Fish Oil For Childhood Asthma Prevention?
The New England Journal of Medicine has published findings promising to the lowering of asthma risk in children. Over 700 pregnant women entering their third trimester were randomized to receive daily supplements containing either 2.4 g of fish oil or a placebo in the form of olive oil, up until one week after delivery.
The fish oil pill contained the omega-3 fatty acids eicosapentaenoic acid (EPA) and docosahexaenoic acid (DHA). The main assessment on the effect of the fish oil supplementation was for the babies’ risk of persistent wheeze and asthma.

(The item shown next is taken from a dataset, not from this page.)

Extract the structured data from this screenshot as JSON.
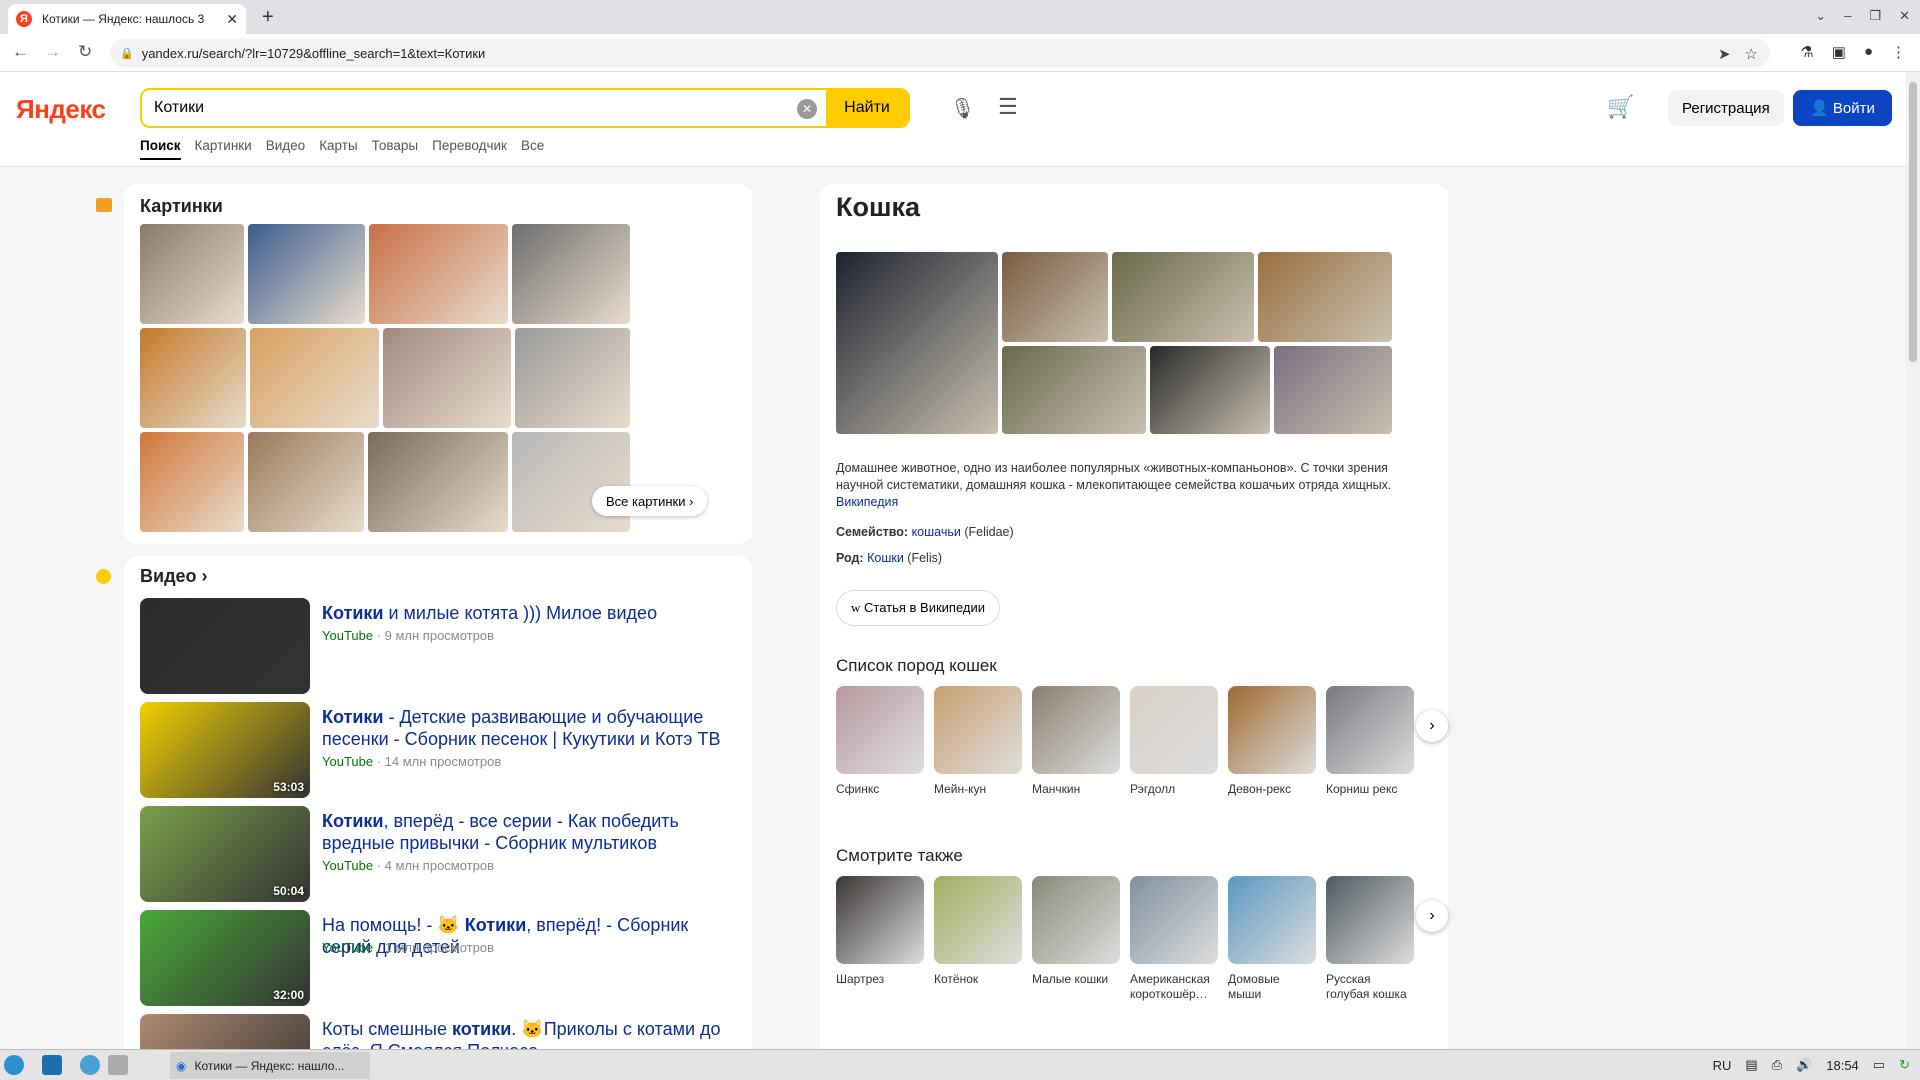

The children formed the Copenhagen Prospective Studies on Asthma in Childhood 2010 cohort and were followed prospectively with extensive clinical phenotyping. Neither the investigators nor the participants were aware of group assignments during follow-up for the first three years of the children’s lives. There was then also a two-year follow-up period during which only the investigators were unaware of group assignments.
A total of 695 children were included in the trial. The risk of persistent wheeze or asthma in the treatment group was 16.9%, versus 23.7% in the control group. Among women with the lowest blood levels of EPA and DHA at the time of the initial randomization, fish oil supplementation cut the risk for these two primary outcomes in half.
At the same time, it appears that reduced intake of n−3 long-chain polyunsaturated fatty acids may be a contributing factor to persistent wheezing disorders, the prevalence of which are increasing. Supplementation also reduced the risk of infections of the lower respiratory tract in offspring by roughly seven percentage points, or one third.
In an editorial accompanying the findings, NEJM notes that we should proceed with caution. While referring to the findings as "highly promising," the author notes that it's "imperative to ensure that [the high omega-3 dose used] had no adverse effects on behavior, cognition, or other long-term outcomes."